Set down the data below exactly; pictures stay out.
□ □ □ □ □ □ □
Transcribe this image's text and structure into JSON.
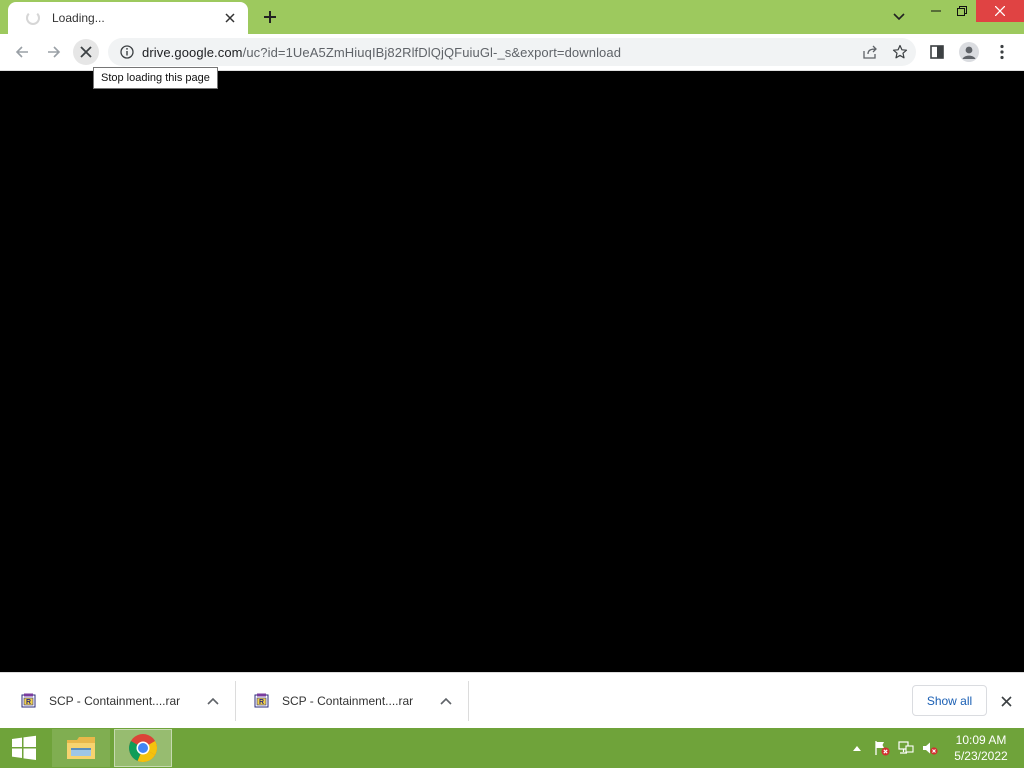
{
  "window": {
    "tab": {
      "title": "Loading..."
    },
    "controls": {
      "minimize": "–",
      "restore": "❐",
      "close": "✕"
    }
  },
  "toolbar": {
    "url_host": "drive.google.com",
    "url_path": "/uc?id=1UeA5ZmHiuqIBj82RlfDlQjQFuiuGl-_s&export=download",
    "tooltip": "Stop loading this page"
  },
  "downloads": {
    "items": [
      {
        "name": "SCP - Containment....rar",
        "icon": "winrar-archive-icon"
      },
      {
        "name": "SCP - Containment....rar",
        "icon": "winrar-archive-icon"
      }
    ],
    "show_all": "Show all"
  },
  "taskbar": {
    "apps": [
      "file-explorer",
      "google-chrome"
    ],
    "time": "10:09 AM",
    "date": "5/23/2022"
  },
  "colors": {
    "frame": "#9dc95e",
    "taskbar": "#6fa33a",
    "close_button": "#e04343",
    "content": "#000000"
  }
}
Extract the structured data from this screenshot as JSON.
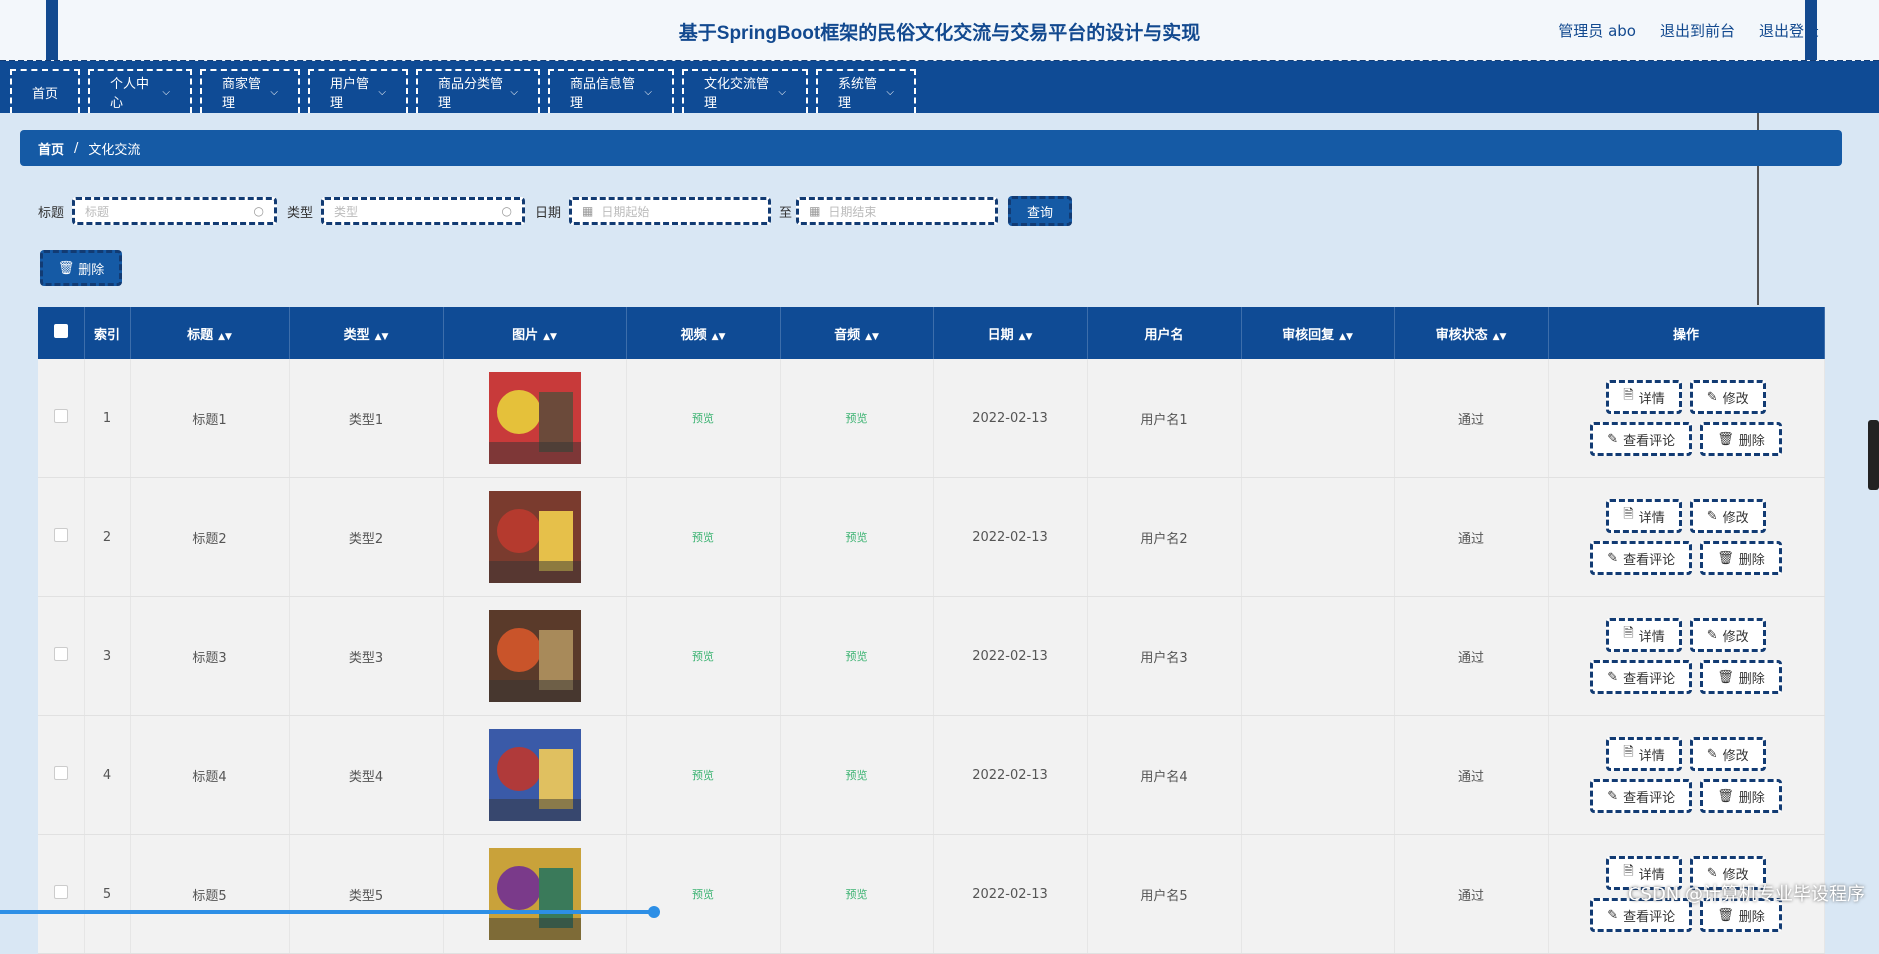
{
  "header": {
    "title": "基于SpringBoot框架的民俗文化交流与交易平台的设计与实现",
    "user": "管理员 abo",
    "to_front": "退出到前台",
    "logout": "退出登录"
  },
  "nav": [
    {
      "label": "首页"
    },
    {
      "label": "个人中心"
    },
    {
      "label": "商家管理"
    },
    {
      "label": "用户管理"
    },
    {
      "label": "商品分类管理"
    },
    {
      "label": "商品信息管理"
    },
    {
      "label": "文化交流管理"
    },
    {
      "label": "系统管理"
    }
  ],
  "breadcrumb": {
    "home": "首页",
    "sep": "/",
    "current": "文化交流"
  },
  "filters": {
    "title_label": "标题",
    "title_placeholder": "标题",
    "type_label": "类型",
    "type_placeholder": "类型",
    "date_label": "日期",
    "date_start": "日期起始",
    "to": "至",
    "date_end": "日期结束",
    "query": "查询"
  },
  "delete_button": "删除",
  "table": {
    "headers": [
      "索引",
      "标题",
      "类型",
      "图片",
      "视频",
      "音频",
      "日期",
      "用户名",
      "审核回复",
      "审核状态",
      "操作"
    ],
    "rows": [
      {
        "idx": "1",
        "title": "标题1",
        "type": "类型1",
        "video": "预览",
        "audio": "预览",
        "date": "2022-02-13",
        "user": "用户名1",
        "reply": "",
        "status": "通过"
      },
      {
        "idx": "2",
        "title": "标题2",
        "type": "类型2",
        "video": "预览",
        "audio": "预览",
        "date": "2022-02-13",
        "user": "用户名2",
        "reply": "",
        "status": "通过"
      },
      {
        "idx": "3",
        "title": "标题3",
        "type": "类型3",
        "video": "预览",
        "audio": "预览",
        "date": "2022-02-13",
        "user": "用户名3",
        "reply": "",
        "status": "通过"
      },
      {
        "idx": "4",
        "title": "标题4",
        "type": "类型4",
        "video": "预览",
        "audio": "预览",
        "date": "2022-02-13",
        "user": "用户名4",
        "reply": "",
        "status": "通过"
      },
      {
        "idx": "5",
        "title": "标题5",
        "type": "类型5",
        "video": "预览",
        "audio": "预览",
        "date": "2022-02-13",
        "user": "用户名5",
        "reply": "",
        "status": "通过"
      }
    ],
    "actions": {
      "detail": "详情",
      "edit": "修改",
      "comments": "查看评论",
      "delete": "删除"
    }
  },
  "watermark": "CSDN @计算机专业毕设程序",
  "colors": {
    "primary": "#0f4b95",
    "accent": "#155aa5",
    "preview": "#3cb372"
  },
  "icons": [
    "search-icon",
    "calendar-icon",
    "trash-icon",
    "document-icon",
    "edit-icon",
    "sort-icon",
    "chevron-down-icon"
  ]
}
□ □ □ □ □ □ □
## RESPONSE
Transcribe this image's text and structure into JSON.
{
  "window": {
    "tab": {
      "title": "Loading..."
    },
    "controls": {
      "minimize": "–",
      "restore": "❐",
      "close": "✕"
    }
  },
  "toolbar": {
    "url_host": "drive.google.com",
    "url_path": "/uc?id=1UeA5ZmHiuqIBj82RlfDlQjQFuiuGl-_s&export=download",
    "tooltip": "Stop loading this page"
  },
  "downloads": {
    "items": [
      {
        "name": "SCP - Containment....rar",
        "icon": "winrar-archive-icon"
      },
      {
        "name": "SCP - Containment....rar",
        "icon": "winrar-archive-icon"
      }
    ],
    "show_all": "Show all"
  },
  "taskbar": {
    "apps": [
      "file-explorer",
      "google-chrome"
    ],
    "time": "10:09 AM",
    "date": "5/23/2022"
  },
  "colors": {
    "frame": "#9dc95e",
    "taskbar": "#6fa33a",
    "close_button": "#e04343",
    "content": "#000000"
  }
}
Extract the structured data from this screenshot as JSON.
{
  "header": {
    "title": "基于SpringBoot框架的民俗文化交流与交易平台的设计与实现",
    "user": "管理员 abo",
    "to_front": "退出到前台",
    "logout": "退出登录"
  },
  "nav": [
    {
      "label": "首页"
    },
    {
      "label": "个人中心"
    },
    {
      "label": "商家管理"
    },
    {
      "label": "用户管理"
    },
    {
      "label": "商品分类管理"
    },
    {
      "label": "商品信息管理"
    },
    {
      "label": "文化交流管理"
    },
    {
      "label": "系统管理"
    }
  ],
  "breadcrumb": {
    "home": "首页",
    "sep": "/",
    "current": "文化交流"
  },
  "filters": {
    "title_label": "标题",
    "title_placeholder": "标题",
    "type_label": "类型",
    "type_placeholder": "类型",
    "date_label": "日期",
    "date_start": "日期起始",
    "to": "至",
    "date_end": "日期结束",
    "query": "查询"
  },
  "delete_button": "删除",
  "table": {
    "headers": [
      "索引",
      "标题",
      "类型",
      "图片",
      "视频",
      "音频",
      "日期",
      "用户名",
      "审核回复",
      "审核状态",
      "操作"
    ],
    "rows": [
      {
        "idx": "1",
        "title": "标题1",
        "type": "类型1",
        "video": "预览",
        "audio": "预览",
        "date": "2022-02-13",
        "user": "用户名1",
        "reply": "",
        "status": "通过"
      },
      {
        "idx": "2",
        "title": "标题2",
        "type": "类型2",
        "video": "预览",
        "audio": "预览",
        "date": "2022-02-13",
        "user": "用户名2",
        "reply": "",
        "status": "通过"
      },
      {
        "idx": "3",
        "title": "标题3",
        "type": "类型3",
        "video": "预览",
        "audio": "预览",
        "date": "2022-02-13",
        "user": "用户名3",
        "reply": "",
        "status": "通过"
      },
      {
        "idx": "4",
        "title": "标题4",
        "type": "类型4",
        "video": "预览",
        "audio": "预览",
        "date": "2022-02-13",
        "user": "用户名4",
        "reply": "",
        "status": "通过"
      },
      {
        "idx": "5",
        "title": "标题5",
        "type": "类型5",
        "video": "预览",
        "audio": "预览",
        "date": "2022-02-13",
        "user": "用户名5",
        "reply": "",
        "status": "通过"
      }
    ],
    "actions": {
      "detail": "详情",
      "edit": "修改",
      "comments": "查看评论",
      "delete": "删除"
    }
  },
  "watermark": "CSDN @计算机专业毕设程序",
  "colors": {
    "primary": "#0f4b95",
    "accent": "#155aa5",
    "preview": "#3cb372"
  },
  "icons": [
    "search-icon",
    "calendar-icon",
    "trash-icon",
    "document-icon",
    "edit-icon",
    "sort-icon",
    "chevron-down-icon"
  ]
}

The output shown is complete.